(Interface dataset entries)
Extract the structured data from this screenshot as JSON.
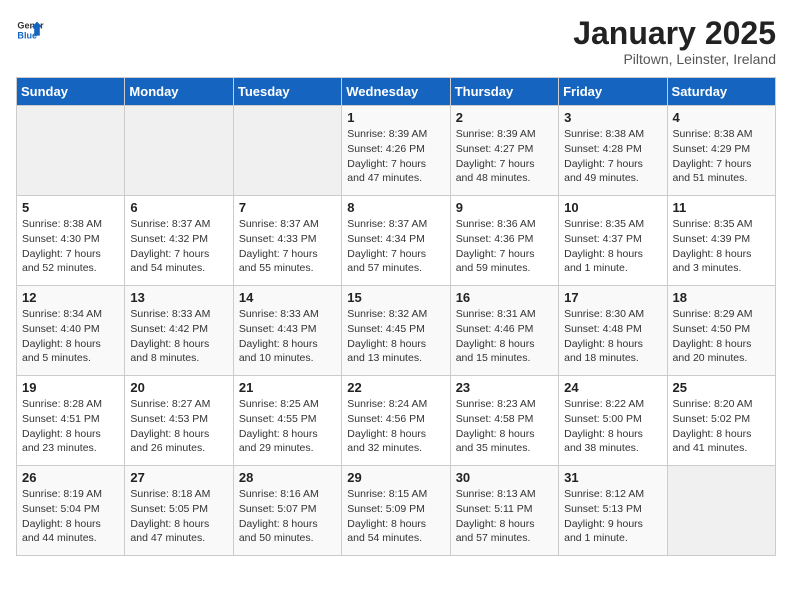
{
  "header": {
    "logo_general": "General",
    "logo_blue": "Blue",
    "title": "January 2025",
    "subtitle": "Piltown, Leinster, Ireland"
  },
  "days_of_week": [
    "Sunday",
    "Monday",
    "Tuesday",
    "Wednesday",
    "Thursday",
    "Friday",
    "Saturday"
  ],
  "weeks": [
    [
      {
        "day": "",
        "info": ""
      },
      {
        "day": "",
        "info": ""
      },
      {
        "day": "",
        "info": ""
      },
      {
        "day": "1",
        "info": "Sunrise: 8:39 AM\nSunset: 4:26 PM\nDaylight: 7 hours\nand 47 minutes."
      },
      {
        "day": "2",
        "info": "Sunrise: 8:39 AM\nSunset: 4:27 PM\nDaylight: 7 hours\nand 48 minutes."
      },
      {
        "day": "3",
        "info": "Sunrise: 8:38 AM\nSunset: 4:28 PM\nDaylight: 7 hours\nand 49 minutes."
      },
      {
        "day": "4",
        "info": "Sunrise: 8:38 AM\nSunset: 4:29 PM\nDaylight: 7 hours\nand 51 minutes."
      }
    ],
    [
      {
        "day": "5",
        "info": "Sunrise: 8:38 AM\nSunset: 4:30 PM\nDaylight: 7 hours\nand 52 minutes."
      },
      {
        "day": "6",
        "info": "Sunrise: 8:37 AM\nSunset: 4:32 PM\nDaylight: 7 hours\nand 54 minutes."
      },
      {
        "day": "7",
        "info": "Sunrise: 8:37 AM\nSunset: 4:33 PM\nDaylight: 7 hours\nand 55 minutes."
      },
      {
        "day": "8",
        "info": "Sunrise: 8:37 AM\nSunset: 4:34 PM\nDaylight: 7 hours\nand 57 minutes."
      },
      {
        "day": "9",
        "info": "Sunrise: 8:36 AM\nSunset: 4:36 PM\nDaylight: 7 hours\nand 59 minutes."
      },
      {
        "day": "10",
        "info": "Sunrise: 8:35 AM\nSunset: 4:37 PM\nDaylight: 8 hours\nand 1 minute."
      },
      {
        "day": "11",
        "info": "Sunrise: 8:35 AM\nSunset: 4:39 PM\nDaylight: 8 hours\nand 3 minutes."
      }
    ],
    [
      {
        "day": "12",
        "info": "Sunrise: 8:34 AM\nSunset: 4:40 PM\nDaylight: 8 hours\nand 5 minutes."
      },
      {
        "day": "13",
        "info": "Sunrise: 8:33 AM\nSunset: 4:42 PM\nDaylight: 8 hours\nand 8 minutes."
      },
      {
        "day": "14",
        "info": "Sunrise: 8:33 AM\nSunset: 4:43 PM\nDaylight: 8 hours\nand 10 minutes."
      },
      {
        "day": "15",
        "info": "Sunrise: 8:32 AM\nSunset: 4:45 PM\nDaylight: 8 hours\nand 13 minutes."
      },
      {
        "day": "16",
        "info": "Sunrise: 8:31 AM\nSunset: 4:46 PM\nDaylight: 8 hours\nand 15 minutes."
      },
      {
        "day": "17",
        "info": "Sunrise: 8:30 AM\nSunset: 4:48 PM\nDaylight: 8 hours\nand 18 minutes."
      },
      {
        "day": "18",
        "info": "Sunrise: 8:29 AM\nSunset: 4:50 PM\nDaylight: 8 hours\nand 20 minutes."
      }
    ],
    [
      {
        "day": "19",
        "info": "Sunrise: 8:28 AM\nSunset: 4:51 PM\nDaylight: 8 hours\nand 23 minutes."
      },
      {
        "day": "20",
        "info": "Sunrise: 8:27 AM\nSunset: 4:53 PM\nDaylight: 8 hours\nand 26 minutes."
      },
      {
        "day": "21",
        "info": "Sunrise: 8:25 AM\nSunset: 4:55 PM\nDaylight: 8 hours\nand 29 minutes."
      },
      {
        "day": "22",
        "info": "Sunrise: 8:24 AM\nSunset: 4:56 PM\nDaylight: 8 hours\nand 32 minutes."
      },
      {
        "day": "23",
        "info": "Sunrise: 8:23 AM\nSunset: 4:58 PM\nDaylight: 8 hours\nand 35 minutes."
      },
      {
        "day": "24",
        "info": "Sunrise: 8:22 AM\nSunset: 5:00 PM\nDaylight: 8 hours\nand 38 minutes."
      },
      {
        "day": "25",
        "info": "Sunrise: 8:20 AM\nSunset: 5:02 PM\nDaylight: 8 hours\nand 41 minutes."
      }
    ],
    [
      {
        "day": "26",
        "info": "Sunrise: 8:19 AM\nSunset: 5:04 PM\nDaylight: 8 hours\nand 44 minutes."
      },
      {
        "day": "27",
        "info": "Sunrise: 8:18 AM\nSunset: 5:05 PM\nDaylight: 8 hours\nand 47 minutes."
      },
      {
        "day": "28",
        "info": "Sunrise: 8:16 AM\nSunset: 5:07 PM\nDaylight: 8 hours\nand 50 minutes."
      },
      {
        "day": "29",
        "info": "Sunrise: 8:15 AM\nSunset: 5:09 PM\nDaylight: 8 hours\nand 54 minutes."
      },
      {
        "day": "30",
        "info": "Sunrise: 8:13 AM\nSunset: 5:11 PM\nDaylight: 8 hours\nand 57 minutes."
      },
      {
        "day": "31",
        "info": "Sunrise: 8:12 AM\nSunset: 5:13 PM\nDaylight: 9 hours\nand 1 minute."
      },
      {
        "day": "",
        "info": ""
      }
    ]
  ]
}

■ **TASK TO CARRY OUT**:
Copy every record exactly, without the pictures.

■ **REPLY TO THE TASK**:
Extract the structured data from this screenshot as JSON.
{
  "header": {
    "logo_general": "General",
    "logo_blue": "Blue",
    "title": "January 2025",
    "subtitle": "Piltown, Leinster, Ireland"
  },
  "days_of_week": [
    "Sunday",
    "Monday",
    "Tuesday",
    "Wednesday",
    "Thursday",
    "Friday",
    "Saturday"
  ],
  "weeks": [
    [
      {
        "day": "",
        "info": ""
      },
      {
        "day": "",
        "info": ""
      },
      {
        "day": "",
        "info": ""
      },
      {
        "day": "1",
        "info": "Sunrise: 8:39 AM\nSunset: 4:26 PM\nDaylight: 7 hours\nand 47 minutes."
      },
      {
        "day": "2",
        "info": "Sunrise: 8:39 AM\nSunset: 4:27 PM\nDaylight: 7 hours\nand 48 minutes."
      },
      {
        "day": "3",
        "info": "Sunrise: 8:38 AM\nSunset: 4:28 PM\nDaylight: 7 hours\nand 49 minutes."
      },
      {
        "day": "4",
        "info": "Sunrise: 8:38 AM\nSunset: 4:29 PM\nDaylight: 7 hours\nand 51 minutes."
      }
    ],
    [
      {
        "day": "5",
        "info": "Sunrise: 8:38 AM\nSunset: 4:30 PM\nDaylight: 7 hours\nand 52 minutes."
      },
      {
        "day": "6",
        "info": "Sunrise: 8:37 AM\nSunset: 4:32 PM\nDaylight: 7 hours\nand 54 minutes."
      },
      {
        "day": "7",
        "info": "Sunrise: 8:37 AM\nSunset: 4:33 PM\nDaylight: 7 hours\nand 55 minutes."
      },
      {
        "day": "8",
        "info": "Sunrise: 8:37 AM\nSunset: 4:34 PM\nDaylight: 7 hours\nand 57 minutes."
      },
      {
        "day": "9",
        "info": "Sunrise: 8:36 AM\nSunset: 4:36 PM\nDaylight: 7 hours\nand 59 minutes."
      },
      {
        "day": "10",
        "info": "Sunrise: 8:35 AM\nSunset: 4:37 PM\nDaylight: 8 hours\nand 1 minute."
      },
      {
        "day": "11",
        "info": "Sunrise: 8:35 AM\nSunset: 4:39 PM\nDaylight: 8 hours\nand 3 minutes."
      }
    ],
    [
      {
        "day": "12",
        "info": "Sunrise: 8:34 AM\nSunset: 4:40 PM\nDaylight: 8 hours\nand 5 minutes."
      },
      {
        "day": "13",
        "info": "Sunrise: 8:33 AM\nSunset: 4:42 PM\nDaylight: 8 hours\nand 8 minutes."
      },
      {
        "day": "14",
        "info": "Sunrise: 8:33 AM\nSunset: 4:43 PM\nDaylight: 8 hours\nand 10 minutes."
      },
      {
        "day": "15",
        "info": "Sunrise: 8:32 AM\nSunset: 4:45 PM\nDaylight: 8 hours\nand 13 minutes."
      },
      {
        "day": "16",
        "info": "Sunrise: 8:31 AM\nSunset: 4:46 PM\nDaylight: 8 hours\nand 15 minutes."
      },
      {
        "day": "17",
        "info": "Sunrise: 8:30 AM\nSunset: 4:48 PM\nDaylight: 8 hours\nand 18 minutes."
      },
      {
        "day": "18",
        "info": "Sunrise: 8:29 AM\nSunset: 4:50 PM\nDaylight: 8 hours\nand 20 minutes."
      }
    ],
    [
      {
        "day": "19",
        "info": "Sunrise: 8:28 AM\nSunset: 4:51 PM\nDaylight: 8 hours\nand 23 minutes."
      },
      {
        "day": "20",
        "info": "Sunrise: 8:27 AM\nSunset: 4:53 PM\nDaylight: 8 hours\nand 26 minutes."
      },
      {
        "day": "21",
        "info": "Sunrise: 8:25 AM\nSunset: 4:55 PM\nDaylight: 8 hours\nand 29 minutes."
      },
      {
        "day": "22",
        "info": "Sunrise: 8:24 AM\nSunset: 4:56 PM\nDaylight: 8 hours\nand 32 minutes."
      },
      {
        "day": "23",
        "info": "Sunrise: 8:23 AM\nSunset: 4:58 PM\nDaylight: 8 hours\nand 35 minutes."
      },
      {
        "day": "24",
        "info": "Sunrise: 8:22 AM\nSunset: 5:00 PM\nDaylight: 8 hours\nand 38 minutes."
      },
      {
        "day": "25",
        "info": "Sunrise: 8:20 AM\nSunset: 5:02 PM\nDaylight: 8 hours\nand 41 minutes."
      }
    ],
    [
      {
        "day": "26",
        "info": "Sunrise: 8:19 AM\nSunset: 5:04 PM\nDaylight: 8 hours\nand 44 minutes."
      },
      {
        "day": "27",
        "info": "Sunrise: 8:18 AM\nSunset: 5:05 PM\nDaylight: 8 hours\nand 47 minutes."
      },
      {
        "day": "28",
        "info": "Sunrise: 8:16 AM\nSunset: 5:07 PM\nDaylight: 8 hours\nand 50 minutes."
      },
      {
        "day": "29",
        "info": "Sunrise: 8:15 AM\nSunset: 5:09 PM\nDaylight: 8 hours\nand 54 minutes."
      },
      {
        "day": "30",
        "info": "Sunrise: 8:13 AM\nSunset: 5:11 PM\nDaylight: 8 hours\nand 57 minutes."
      },
      {
        "day": "31",
        "info": "Sunrise: 8:12 AM\nSunset: 5:13 PM\nDaylight: 9 hours\nand 1 minute."
      },
      {
        "day": "",
        "info": ""
      }
    ]
  ]
}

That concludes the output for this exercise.